Activity:
Return each line of the data below that contains the string "youxiwang".

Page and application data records
══════

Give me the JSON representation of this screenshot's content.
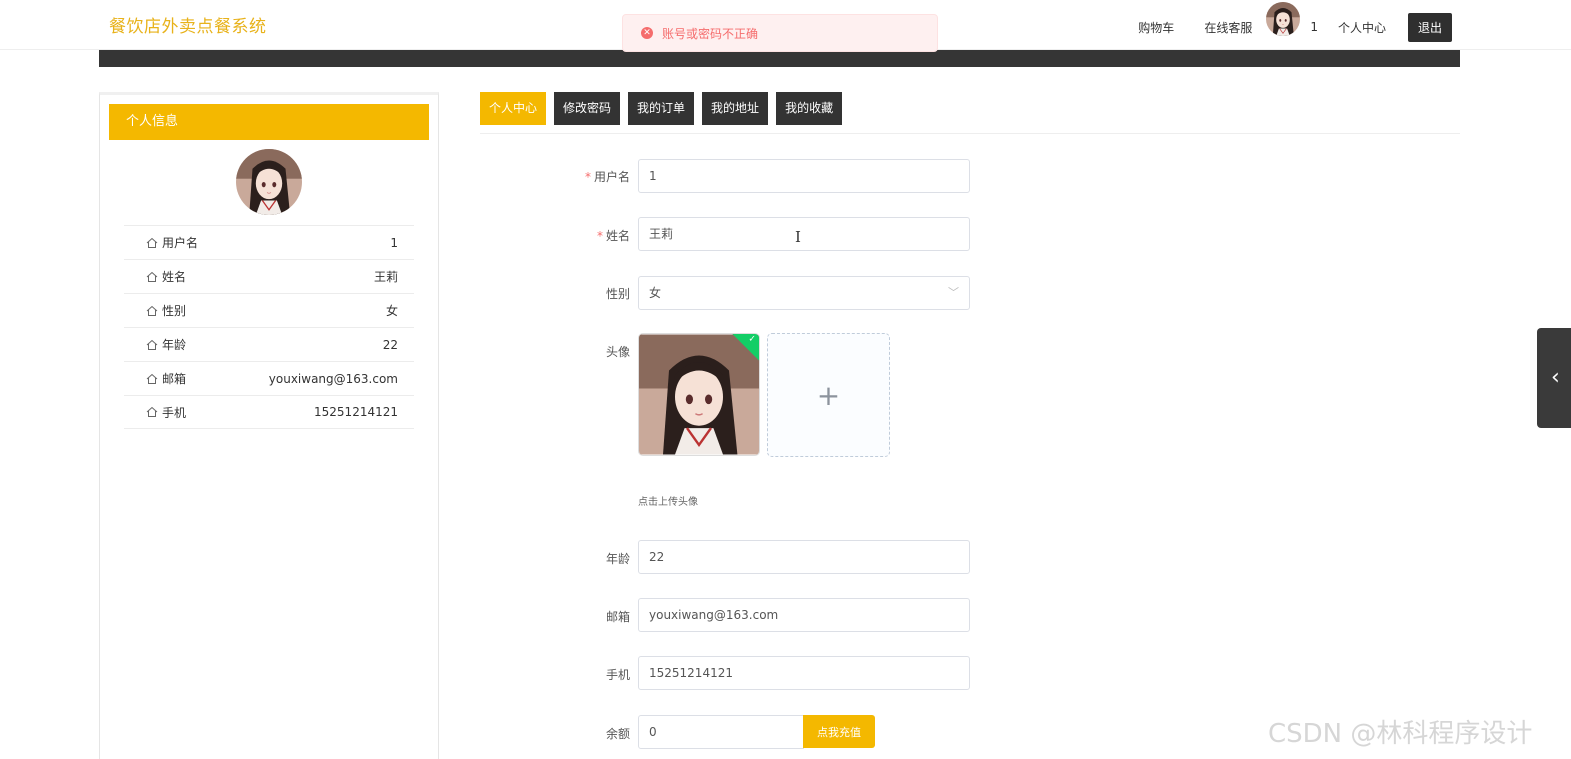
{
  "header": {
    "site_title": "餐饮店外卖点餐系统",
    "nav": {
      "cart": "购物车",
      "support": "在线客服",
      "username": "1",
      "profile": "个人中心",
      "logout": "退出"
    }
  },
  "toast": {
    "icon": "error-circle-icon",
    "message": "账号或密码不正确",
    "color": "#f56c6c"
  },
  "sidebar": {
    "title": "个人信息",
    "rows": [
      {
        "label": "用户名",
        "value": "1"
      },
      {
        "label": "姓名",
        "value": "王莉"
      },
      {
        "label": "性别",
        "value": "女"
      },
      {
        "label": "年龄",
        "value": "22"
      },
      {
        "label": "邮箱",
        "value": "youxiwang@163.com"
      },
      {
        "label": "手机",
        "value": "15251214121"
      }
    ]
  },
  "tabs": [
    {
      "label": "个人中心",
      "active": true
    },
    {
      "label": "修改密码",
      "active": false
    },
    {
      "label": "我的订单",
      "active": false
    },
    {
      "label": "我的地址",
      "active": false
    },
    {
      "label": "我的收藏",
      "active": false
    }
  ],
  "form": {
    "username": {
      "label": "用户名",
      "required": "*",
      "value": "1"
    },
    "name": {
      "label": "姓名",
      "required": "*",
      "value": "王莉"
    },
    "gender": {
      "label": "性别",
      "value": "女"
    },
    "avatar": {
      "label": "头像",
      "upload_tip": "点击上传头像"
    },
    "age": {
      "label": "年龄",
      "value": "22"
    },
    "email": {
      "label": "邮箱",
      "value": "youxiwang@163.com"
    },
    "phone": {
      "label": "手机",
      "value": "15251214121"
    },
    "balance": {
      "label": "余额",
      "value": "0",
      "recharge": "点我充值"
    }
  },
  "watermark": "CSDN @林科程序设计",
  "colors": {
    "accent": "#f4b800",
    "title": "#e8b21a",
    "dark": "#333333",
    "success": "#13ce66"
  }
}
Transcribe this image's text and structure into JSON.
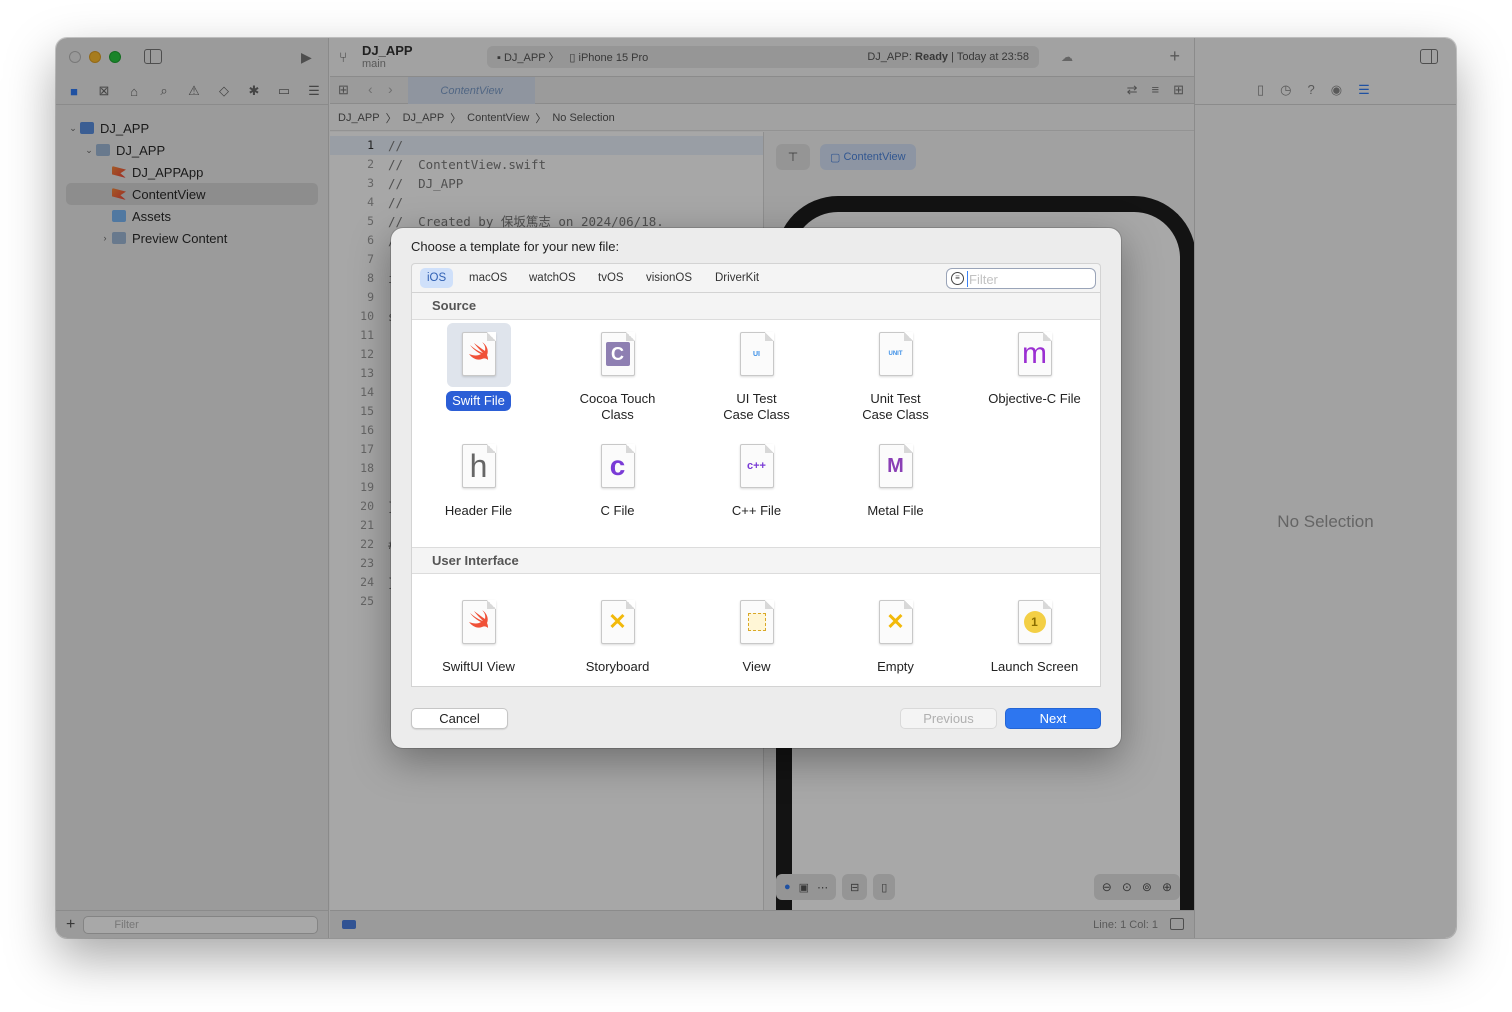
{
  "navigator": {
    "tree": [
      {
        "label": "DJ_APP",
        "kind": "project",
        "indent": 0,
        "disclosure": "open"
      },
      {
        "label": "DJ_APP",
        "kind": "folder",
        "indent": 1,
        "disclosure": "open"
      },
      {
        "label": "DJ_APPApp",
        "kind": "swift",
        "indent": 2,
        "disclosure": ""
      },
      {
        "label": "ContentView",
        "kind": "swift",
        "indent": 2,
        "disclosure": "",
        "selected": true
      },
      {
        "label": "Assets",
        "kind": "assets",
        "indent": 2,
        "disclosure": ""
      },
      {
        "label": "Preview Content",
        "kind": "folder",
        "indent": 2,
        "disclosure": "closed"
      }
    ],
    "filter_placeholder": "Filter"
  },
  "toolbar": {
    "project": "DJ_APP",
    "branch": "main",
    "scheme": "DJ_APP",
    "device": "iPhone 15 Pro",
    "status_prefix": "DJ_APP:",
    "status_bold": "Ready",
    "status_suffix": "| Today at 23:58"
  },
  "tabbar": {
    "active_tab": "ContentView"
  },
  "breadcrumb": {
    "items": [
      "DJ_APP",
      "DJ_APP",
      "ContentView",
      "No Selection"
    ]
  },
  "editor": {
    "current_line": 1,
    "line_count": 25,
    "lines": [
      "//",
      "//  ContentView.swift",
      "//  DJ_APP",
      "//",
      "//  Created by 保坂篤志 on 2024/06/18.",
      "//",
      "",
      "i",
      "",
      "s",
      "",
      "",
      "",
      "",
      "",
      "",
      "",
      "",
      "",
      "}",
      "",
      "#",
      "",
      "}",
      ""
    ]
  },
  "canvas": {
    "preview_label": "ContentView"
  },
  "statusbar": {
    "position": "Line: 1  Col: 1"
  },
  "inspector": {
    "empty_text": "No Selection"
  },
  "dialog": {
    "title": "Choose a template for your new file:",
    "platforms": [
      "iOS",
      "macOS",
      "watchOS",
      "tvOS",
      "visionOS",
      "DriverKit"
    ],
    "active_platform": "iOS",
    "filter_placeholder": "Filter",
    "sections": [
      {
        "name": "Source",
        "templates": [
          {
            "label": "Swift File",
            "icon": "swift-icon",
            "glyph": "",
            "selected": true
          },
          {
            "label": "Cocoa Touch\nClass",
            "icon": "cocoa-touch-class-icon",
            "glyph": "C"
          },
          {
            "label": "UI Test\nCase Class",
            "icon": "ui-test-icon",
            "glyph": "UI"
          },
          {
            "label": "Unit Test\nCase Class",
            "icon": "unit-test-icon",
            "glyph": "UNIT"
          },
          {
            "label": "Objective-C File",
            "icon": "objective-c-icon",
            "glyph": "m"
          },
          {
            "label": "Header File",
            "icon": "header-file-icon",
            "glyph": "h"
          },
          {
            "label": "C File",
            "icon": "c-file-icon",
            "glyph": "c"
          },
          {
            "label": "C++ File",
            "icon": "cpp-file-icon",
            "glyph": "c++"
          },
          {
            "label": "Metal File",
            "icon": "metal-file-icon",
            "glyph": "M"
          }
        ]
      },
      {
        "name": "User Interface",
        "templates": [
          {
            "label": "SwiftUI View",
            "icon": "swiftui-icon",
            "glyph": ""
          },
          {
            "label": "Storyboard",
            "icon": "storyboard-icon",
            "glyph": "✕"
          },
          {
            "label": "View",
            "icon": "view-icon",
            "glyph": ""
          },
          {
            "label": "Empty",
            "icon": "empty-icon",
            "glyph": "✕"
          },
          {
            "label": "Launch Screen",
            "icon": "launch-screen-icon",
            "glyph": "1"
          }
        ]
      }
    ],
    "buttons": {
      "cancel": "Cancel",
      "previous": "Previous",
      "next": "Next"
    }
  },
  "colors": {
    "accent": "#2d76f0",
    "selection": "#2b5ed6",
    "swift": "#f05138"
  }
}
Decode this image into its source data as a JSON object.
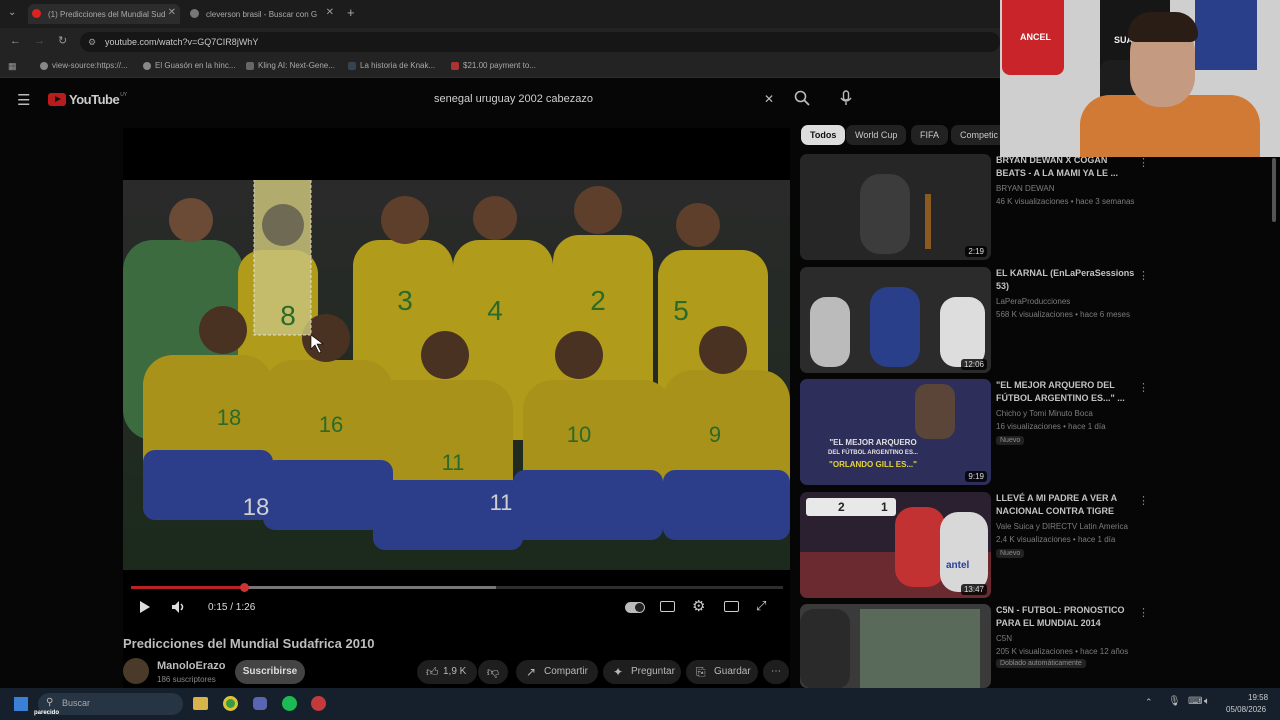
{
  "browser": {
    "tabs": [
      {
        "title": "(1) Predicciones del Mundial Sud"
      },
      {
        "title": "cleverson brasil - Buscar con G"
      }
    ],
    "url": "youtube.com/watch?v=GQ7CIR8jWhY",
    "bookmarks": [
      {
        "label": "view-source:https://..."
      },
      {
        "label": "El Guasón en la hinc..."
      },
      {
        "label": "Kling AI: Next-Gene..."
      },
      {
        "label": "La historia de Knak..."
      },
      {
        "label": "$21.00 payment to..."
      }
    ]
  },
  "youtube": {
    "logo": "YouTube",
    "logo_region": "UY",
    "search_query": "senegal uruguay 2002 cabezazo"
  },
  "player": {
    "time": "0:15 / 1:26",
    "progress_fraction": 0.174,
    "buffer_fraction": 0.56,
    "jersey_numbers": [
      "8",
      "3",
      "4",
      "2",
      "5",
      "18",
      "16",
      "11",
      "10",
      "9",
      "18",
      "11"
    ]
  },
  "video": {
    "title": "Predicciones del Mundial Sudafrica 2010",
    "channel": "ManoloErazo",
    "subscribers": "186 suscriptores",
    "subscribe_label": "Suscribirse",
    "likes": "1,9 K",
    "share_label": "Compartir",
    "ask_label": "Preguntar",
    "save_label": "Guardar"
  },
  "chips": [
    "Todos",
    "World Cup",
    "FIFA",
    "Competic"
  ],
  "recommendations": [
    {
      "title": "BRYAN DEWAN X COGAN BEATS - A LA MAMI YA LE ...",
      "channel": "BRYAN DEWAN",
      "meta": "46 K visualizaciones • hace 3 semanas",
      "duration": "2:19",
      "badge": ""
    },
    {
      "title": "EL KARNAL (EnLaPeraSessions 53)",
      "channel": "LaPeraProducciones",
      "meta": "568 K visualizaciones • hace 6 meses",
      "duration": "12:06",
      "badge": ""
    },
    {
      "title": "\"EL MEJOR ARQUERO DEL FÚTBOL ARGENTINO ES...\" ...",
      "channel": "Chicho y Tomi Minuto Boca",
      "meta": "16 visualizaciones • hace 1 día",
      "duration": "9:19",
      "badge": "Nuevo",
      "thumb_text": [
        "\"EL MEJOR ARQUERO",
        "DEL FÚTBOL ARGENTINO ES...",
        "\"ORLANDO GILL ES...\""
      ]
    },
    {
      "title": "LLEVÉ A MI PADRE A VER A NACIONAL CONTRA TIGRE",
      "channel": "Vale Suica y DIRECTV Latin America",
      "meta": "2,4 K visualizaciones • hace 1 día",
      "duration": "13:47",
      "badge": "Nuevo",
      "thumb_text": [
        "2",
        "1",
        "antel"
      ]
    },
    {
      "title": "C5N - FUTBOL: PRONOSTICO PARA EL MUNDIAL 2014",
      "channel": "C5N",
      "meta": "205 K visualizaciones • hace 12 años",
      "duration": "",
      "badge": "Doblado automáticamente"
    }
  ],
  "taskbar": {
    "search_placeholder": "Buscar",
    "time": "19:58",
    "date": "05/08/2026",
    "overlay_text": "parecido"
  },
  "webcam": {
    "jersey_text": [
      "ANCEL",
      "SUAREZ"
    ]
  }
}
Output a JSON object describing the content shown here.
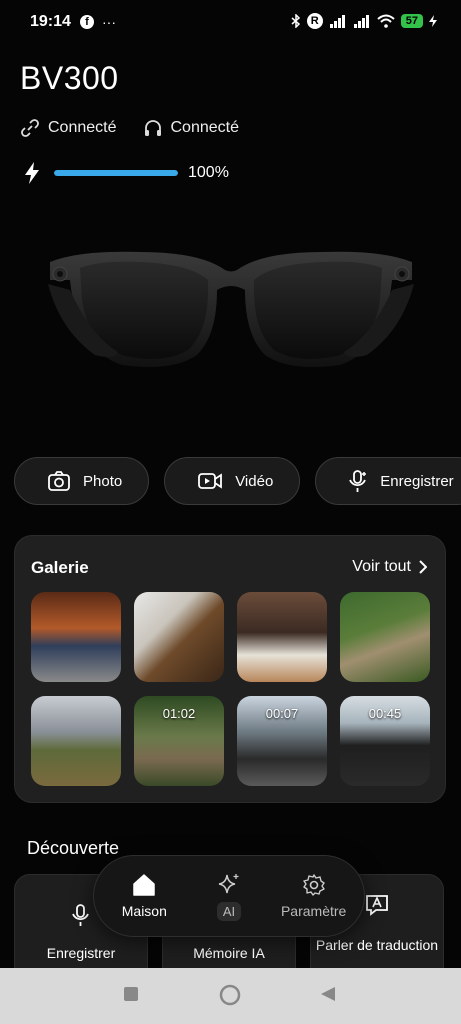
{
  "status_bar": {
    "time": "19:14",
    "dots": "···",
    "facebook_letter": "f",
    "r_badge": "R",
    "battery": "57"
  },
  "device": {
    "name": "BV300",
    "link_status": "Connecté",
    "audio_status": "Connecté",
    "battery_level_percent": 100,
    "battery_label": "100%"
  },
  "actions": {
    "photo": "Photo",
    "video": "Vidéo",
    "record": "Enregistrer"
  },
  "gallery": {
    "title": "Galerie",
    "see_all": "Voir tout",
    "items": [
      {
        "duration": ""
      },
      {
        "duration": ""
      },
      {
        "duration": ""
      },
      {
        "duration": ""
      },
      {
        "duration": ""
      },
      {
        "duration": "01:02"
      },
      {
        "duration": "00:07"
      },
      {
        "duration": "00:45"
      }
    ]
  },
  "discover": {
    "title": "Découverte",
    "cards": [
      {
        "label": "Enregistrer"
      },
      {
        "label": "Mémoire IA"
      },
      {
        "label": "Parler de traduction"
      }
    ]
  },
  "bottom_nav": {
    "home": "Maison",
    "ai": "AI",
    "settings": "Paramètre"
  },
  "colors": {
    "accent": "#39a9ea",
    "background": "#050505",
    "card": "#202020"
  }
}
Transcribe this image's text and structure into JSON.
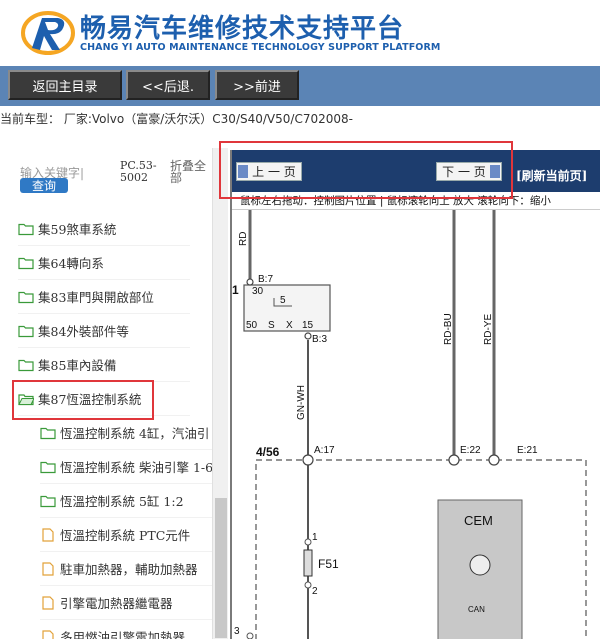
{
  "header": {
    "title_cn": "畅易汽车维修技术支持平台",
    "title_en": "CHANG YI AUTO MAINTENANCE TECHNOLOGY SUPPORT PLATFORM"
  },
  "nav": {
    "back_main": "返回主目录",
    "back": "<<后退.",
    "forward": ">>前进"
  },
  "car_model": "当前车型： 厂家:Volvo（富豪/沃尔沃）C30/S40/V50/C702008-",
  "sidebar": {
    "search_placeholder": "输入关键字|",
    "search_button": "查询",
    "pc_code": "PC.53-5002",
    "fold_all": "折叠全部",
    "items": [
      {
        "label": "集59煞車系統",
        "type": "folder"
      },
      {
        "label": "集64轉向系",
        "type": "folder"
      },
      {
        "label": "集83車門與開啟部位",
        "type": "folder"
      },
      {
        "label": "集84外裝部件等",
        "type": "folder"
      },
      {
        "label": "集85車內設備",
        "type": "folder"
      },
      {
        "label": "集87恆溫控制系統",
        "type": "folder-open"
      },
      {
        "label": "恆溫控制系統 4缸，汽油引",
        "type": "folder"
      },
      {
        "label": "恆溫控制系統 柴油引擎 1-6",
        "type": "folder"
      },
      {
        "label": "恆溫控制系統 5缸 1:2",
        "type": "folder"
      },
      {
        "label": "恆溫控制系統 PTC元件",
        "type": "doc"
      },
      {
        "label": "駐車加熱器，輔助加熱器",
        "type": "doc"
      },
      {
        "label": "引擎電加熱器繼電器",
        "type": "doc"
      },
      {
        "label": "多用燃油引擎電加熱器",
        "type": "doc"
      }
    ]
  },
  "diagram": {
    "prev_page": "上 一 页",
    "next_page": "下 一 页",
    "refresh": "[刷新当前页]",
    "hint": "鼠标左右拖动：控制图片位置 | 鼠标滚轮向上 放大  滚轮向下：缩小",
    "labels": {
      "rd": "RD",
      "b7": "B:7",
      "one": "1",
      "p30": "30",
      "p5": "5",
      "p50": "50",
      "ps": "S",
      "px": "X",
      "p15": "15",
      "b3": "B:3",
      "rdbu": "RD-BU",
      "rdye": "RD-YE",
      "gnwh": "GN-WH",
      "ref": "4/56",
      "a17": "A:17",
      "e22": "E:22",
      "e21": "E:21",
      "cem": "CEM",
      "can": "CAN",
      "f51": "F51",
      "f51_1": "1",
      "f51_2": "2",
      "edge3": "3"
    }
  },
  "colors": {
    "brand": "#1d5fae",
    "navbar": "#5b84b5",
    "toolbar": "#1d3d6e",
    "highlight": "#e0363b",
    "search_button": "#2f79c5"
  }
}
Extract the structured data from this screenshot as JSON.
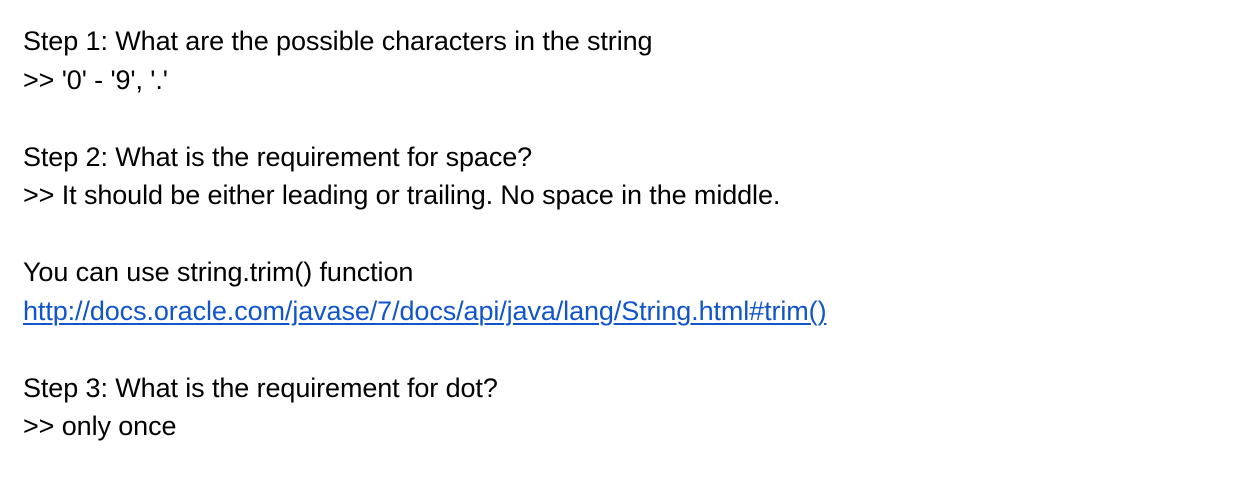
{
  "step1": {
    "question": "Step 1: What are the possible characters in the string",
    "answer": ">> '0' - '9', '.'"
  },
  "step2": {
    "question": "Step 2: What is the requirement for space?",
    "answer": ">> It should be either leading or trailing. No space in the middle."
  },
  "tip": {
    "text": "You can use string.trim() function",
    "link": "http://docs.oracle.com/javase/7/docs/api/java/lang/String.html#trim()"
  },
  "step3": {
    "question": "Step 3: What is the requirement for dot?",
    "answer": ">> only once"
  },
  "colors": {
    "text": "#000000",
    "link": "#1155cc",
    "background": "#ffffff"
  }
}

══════

Response area:
        "value": "youxiwang@163.com"
      "value": "youxiwang@163.com"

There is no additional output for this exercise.